- **Material supplied**:
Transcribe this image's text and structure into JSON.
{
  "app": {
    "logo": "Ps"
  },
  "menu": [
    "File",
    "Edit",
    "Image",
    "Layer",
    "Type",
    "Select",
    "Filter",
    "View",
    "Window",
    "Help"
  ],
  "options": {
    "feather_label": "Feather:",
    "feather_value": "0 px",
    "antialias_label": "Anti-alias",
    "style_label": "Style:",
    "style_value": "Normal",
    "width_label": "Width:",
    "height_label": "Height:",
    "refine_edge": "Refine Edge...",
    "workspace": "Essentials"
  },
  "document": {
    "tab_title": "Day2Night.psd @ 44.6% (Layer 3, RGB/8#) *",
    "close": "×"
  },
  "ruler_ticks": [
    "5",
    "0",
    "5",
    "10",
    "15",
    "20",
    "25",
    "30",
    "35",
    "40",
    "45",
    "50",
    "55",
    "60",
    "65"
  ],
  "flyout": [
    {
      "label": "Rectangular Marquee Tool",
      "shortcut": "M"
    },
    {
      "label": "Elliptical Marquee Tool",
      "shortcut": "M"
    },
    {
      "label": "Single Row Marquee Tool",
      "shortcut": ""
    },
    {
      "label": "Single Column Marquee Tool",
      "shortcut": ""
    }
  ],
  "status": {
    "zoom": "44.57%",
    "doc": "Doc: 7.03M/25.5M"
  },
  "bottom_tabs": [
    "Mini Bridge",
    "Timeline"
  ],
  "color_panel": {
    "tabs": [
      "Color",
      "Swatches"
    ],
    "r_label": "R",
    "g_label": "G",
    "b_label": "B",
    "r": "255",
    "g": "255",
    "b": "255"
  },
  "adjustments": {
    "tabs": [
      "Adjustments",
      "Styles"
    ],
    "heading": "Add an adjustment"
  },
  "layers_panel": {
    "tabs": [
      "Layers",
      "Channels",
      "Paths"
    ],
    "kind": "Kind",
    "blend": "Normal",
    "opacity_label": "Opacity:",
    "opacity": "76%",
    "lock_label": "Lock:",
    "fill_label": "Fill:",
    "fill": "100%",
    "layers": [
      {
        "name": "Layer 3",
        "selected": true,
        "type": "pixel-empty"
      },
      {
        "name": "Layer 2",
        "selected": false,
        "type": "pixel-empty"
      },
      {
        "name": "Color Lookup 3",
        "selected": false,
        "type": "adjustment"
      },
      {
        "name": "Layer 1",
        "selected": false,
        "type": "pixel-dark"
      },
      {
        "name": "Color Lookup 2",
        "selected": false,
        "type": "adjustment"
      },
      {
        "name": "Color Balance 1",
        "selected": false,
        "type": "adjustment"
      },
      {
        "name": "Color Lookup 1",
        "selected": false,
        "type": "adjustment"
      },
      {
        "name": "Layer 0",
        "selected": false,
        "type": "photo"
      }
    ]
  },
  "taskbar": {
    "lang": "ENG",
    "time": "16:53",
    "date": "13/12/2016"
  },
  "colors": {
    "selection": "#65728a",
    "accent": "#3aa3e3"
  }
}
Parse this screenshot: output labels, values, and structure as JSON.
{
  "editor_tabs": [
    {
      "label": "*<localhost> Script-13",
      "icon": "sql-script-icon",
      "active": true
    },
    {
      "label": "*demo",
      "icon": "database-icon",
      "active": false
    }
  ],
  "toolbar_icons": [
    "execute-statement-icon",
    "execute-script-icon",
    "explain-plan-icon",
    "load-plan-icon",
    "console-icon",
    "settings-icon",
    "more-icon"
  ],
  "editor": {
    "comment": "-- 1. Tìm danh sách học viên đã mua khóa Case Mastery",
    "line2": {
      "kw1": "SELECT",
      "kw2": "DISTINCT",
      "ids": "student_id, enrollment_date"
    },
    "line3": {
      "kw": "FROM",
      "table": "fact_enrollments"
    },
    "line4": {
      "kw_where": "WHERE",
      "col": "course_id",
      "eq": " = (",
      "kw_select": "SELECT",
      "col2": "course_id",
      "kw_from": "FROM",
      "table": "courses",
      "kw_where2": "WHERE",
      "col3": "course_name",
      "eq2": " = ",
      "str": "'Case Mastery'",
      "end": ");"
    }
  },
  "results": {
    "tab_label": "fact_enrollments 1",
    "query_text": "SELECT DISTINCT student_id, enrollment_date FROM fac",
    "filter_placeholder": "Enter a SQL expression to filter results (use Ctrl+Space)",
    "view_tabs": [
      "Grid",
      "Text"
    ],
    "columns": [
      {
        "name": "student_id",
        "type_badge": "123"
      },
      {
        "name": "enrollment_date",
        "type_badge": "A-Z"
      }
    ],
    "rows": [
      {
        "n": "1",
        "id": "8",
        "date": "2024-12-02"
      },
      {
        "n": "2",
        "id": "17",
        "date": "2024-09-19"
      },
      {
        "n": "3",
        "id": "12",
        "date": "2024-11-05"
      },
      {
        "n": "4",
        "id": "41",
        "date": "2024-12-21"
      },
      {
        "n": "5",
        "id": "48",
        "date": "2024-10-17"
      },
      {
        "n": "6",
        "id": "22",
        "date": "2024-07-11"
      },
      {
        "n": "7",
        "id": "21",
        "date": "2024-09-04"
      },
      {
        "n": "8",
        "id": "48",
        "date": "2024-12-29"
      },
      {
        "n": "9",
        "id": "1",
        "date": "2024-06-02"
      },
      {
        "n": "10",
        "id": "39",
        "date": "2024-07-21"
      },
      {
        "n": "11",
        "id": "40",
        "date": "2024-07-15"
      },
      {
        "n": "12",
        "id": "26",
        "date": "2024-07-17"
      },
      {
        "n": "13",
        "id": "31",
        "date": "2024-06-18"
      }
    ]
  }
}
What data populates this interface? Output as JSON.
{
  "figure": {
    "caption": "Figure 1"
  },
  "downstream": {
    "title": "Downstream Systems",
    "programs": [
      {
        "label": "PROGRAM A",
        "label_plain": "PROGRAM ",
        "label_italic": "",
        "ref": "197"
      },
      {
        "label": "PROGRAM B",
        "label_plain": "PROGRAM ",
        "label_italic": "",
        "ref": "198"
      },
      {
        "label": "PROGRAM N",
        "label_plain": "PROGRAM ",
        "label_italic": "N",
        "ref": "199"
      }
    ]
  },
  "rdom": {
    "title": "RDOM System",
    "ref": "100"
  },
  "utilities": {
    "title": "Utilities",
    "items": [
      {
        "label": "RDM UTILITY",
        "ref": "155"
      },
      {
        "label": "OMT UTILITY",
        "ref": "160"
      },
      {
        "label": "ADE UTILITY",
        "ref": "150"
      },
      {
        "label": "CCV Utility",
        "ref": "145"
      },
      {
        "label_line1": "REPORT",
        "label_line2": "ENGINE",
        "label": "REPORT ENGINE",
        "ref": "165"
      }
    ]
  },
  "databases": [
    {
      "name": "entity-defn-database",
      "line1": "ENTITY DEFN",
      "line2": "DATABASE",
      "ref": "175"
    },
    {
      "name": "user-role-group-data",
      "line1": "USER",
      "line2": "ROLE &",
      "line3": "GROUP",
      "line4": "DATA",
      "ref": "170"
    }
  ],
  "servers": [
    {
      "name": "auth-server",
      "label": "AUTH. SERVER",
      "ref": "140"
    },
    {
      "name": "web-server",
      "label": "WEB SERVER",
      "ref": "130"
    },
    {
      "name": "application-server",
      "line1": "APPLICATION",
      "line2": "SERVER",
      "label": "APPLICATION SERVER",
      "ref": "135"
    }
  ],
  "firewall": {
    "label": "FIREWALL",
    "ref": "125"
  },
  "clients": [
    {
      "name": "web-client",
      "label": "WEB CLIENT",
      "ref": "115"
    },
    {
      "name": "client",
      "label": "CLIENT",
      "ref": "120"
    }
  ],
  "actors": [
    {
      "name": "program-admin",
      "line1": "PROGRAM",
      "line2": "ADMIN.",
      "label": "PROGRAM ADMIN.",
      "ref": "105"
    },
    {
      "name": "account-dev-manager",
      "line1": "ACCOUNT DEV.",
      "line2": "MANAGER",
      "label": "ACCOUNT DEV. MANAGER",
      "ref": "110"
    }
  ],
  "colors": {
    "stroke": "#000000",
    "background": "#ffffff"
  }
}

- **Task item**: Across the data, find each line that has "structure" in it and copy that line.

- **Answer**:
Transcribe this image's text and structure into JSON.
Parse this screenshot: output labels, values, and structure as JSON.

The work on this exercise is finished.